Irrespective of the Fairness of College Admissions Tests, there are imperfect solutions

The practice of standardized testing has been criticized for putting low-income, Black, and Latino or Latina students at an even more severe disadvantage than they were before. The SAT and ACT have been shown to be barriers to social mobility because socioeconomic status is highly correlated with test scores.

SAT scores are highest for white and Asian students, as well as for families making over $200,000 per year, according to data from College Board, which administers the SAT. Students of color, Native Americans, and Latinos/as, as well as those whose families make less than $20,000, score the lowest.

White and Asian students score highest on the SAT, while Black, Native American, and Latino or Latina students score lowest.

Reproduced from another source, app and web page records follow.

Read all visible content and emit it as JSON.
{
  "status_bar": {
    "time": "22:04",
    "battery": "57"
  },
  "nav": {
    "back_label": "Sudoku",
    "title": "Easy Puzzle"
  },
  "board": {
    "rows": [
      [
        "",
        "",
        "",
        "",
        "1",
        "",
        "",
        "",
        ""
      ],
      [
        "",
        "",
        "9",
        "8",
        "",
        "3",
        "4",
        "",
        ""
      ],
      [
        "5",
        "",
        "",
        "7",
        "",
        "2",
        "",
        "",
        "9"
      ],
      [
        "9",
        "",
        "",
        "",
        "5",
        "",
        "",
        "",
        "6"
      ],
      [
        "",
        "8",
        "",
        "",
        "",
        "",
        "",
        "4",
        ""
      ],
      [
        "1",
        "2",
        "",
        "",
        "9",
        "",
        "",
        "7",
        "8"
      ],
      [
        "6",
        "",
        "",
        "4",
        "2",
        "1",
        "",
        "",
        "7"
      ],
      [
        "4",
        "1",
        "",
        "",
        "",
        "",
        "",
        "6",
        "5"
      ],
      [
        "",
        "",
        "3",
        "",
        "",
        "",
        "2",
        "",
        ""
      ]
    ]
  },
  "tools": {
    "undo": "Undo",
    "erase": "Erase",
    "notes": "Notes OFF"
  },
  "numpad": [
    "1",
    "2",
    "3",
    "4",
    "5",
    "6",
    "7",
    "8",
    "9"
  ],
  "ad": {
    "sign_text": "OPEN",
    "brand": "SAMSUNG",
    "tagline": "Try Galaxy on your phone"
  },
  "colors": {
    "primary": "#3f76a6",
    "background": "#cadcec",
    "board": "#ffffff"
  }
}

Test takers’ SAT reports will now include an “adversity score” announced by the College Board in early 2019. As a result of harsh criticism, the idea was eventually scrapped. It was meant to account for both educational and socioeconomic hardships, such as high crime rates and poverty levels in neighborhoods.

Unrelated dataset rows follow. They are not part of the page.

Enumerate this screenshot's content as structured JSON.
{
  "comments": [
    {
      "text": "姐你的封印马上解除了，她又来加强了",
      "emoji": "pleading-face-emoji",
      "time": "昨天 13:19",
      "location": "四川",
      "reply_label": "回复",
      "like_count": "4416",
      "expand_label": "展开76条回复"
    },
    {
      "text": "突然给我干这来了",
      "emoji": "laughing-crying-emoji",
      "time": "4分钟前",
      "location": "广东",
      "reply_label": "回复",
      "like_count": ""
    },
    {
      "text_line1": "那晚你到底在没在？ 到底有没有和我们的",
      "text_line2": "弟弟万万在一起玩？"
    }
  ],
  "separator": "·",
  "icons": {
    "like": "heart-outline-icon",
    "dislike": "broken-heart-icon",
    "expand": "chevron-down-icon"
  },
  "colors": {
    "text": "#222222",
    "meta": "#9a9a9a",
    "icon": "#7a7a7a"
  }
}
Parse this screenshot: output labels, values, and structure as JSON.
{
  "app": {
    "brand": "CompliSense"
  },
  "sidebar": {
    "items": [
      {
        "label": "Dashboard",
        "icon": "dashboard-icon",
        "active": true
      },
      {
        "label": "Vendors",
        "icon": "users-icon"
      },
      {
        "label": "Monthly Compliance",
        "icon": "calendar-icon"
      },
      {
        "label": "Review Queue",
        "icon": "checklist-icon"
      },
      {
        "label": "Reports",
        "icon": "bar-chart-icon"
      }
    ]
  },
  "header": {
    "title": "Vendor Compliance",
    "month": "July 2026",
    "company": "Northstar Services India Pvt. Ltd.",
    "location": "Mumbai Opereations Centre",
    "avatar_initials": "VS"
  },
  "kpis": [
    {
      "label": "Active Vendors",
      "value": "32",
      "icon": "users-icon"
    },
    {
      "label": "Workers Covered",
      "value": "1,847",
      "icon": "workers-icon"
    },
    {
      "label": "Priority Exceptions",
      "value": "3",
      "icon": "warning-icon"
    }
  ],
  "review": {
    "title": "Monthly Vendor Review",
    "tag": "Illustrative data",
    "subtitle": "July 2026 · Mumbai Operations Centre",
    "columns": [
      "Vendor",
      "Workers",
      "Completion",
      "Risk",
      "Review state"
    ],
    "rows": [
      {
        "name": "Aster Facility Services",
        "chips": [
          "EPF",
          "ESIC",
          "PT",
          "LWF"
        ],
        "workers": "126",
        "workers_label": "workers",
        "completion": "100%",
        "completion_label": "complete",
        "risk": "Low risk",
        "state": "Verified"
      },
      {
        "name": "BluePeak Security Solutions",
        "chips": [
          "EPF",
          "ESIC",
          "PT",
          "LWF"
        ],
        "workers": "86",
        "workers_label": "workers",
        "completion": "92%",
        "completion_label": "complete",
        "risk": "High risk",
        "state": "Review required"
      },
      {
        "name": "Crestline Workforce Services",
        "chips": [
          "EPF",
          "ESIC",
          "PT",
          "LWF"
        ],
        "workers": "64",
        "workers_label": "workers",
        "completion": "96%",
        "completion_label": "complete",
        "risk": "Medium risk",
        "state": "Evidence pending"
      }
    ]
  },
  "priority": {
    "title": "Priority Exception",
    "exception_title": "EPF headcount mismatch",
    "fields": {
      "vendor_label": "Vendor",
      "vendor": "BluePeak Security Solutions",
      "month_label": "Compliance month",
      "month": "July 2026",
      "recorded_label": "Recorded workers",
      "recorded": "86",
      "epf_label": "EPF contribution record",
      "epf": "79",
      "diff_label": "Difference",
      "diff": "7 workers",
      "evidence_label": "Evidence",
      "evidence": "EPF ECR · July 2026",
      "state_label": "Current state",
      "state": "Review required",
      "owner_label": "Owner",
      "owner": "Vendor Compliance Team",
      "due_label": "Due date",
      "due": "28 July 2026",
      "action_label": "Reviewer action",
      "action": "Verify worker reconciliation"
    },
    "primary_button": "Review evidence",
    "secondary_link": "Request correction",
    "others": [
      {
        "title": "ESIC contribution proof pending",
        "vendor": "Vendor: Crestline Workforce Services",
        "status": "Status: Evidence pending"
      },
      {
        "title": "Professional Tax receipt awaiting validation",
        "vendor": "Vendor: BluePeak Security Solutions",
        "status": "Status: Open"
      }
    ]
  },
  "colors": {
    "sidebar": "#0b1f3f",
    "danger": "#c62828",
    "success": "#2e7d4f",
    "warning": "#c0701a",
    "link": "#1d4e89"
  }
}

Those who disagree with the College Board’s adversity score believe it does not get to the root cause. Besides expensive test prep, feeling comfortable in exam settings is essential to achieving high scores. Students of color, children from low-income families, and students with disabilities are excluded from the preparation for and delivery of existing college entrance exams.

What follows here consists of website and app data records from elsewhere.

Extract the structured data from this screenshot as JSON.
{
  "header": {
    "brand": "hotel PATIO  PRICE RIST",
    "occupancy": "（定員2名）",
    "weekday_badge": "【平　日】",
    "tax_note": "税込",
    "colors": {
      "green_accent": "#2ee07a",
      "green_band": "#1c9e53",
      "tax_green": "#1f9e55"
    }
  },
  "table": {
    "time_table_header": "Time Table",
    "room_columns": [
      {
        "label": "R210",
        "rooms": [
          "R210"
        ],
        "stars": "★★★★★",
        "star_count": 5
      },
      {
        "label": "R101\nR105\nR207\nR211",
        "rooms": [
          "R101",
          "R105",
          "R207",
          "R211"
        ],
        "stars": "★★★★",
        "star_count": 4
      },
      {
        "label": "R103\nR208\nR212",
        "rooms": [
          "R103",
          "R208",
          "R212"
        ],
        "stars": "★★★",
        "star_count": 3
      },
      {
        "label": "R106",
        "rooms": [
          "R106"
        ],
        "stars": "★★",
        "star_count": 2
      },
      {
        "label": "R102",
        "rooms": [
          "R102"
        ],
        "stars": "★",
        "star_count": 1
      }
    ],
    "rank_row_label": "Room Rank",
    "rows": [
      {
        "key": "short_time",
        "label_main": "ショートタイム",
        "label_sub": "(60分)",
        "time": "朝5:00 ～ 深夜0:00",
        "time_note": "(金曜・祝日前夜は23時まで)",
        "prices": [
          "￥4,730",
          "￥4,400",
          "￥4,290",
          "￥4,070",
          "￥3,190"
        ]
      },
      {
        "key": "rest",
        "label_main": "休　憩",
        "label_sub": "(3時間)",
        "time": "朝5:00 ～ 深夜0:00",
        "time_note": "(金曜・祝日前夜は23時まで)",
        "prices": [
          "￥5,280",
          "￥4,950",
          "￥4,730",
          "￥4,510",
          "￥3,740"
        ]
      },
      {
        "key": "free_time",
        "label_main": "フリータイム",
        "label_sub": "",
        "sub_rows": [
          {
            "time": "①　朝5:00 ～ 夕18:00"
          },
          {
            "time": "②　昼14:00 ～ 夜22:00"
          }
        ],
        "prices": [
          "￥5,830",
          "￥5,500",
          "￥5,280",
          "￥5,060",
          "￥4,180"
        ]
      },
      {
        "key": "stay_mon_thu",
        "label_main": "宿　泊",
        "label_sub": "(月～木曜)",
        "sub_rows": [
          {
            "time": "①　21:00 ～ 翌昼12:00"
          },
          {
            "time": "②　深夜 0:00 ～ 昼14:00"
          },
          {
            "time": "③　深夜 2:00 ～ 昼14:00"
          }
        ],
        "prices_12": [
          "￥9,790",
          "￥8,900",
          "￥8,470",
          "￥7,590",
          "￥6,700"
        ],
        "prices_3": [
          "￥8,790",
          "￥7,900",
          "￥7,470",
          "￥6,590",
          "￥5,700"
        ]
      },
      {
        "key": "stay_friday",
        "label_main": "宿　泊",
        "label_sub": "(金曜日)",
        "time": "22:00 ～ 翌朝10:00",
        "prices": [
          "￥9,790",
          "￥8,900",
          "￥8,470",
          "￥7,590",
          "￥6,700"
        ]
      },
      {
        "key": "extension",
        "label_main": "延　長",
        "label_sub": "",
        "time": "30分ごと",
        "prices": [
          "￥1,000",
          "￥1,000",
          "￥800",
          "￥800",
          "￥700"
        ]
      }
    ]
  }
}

The University of California and other schools may not require first-year applicants to report SAT or ACT scores going forward, but other tests may still be required. UC plans to create a new admissions test for 2025 during the next few years. By requiring more labor per application, school-specific testing would create an even greater barrier for applicants, thus reducing their number of applications.

An SAT overhaul is prompted by the pandemic

Despite arguing that using SAT scores can enable students to stand out and increase diversity at schools, the College Board supports offering students more flexibility and choice in making the SAT and ACT optional.

UC commissioned a task force to discover that admissions tests provide another metric of merit, particularly useful for low-income and minority applicants who could not get into the university just on the basis of grades.

There has been criticism of standardized tests for promoting class bias, but research suggests that rich students gain an edge in admissions by writing essays. In a study of 240,000 essays, researchers compared essay content with income, SAT scores, and reported household income. They found essay content correlated more strongly with income than test scores.

There was a stronger correlation between income and essay content than SAT scores, according to a study of 240,000 admissions essays.

The college Board announced major SAT changes, which include a reform of the essay. The pandemic served as a catalyst for these changes. SAT Subject Tests (optional in 2016) and the 50-minute essay will no longer be part of the test. A digital SAT, which will allow for greater flexibility and access, is also being developed.

College success is strongly correlated with SAT scores, but they are also an important predictor of income and race. A UC study found that students with low SAT scores were twice as likely to drop out within a year of admission, and three times less likely to complete their degrees.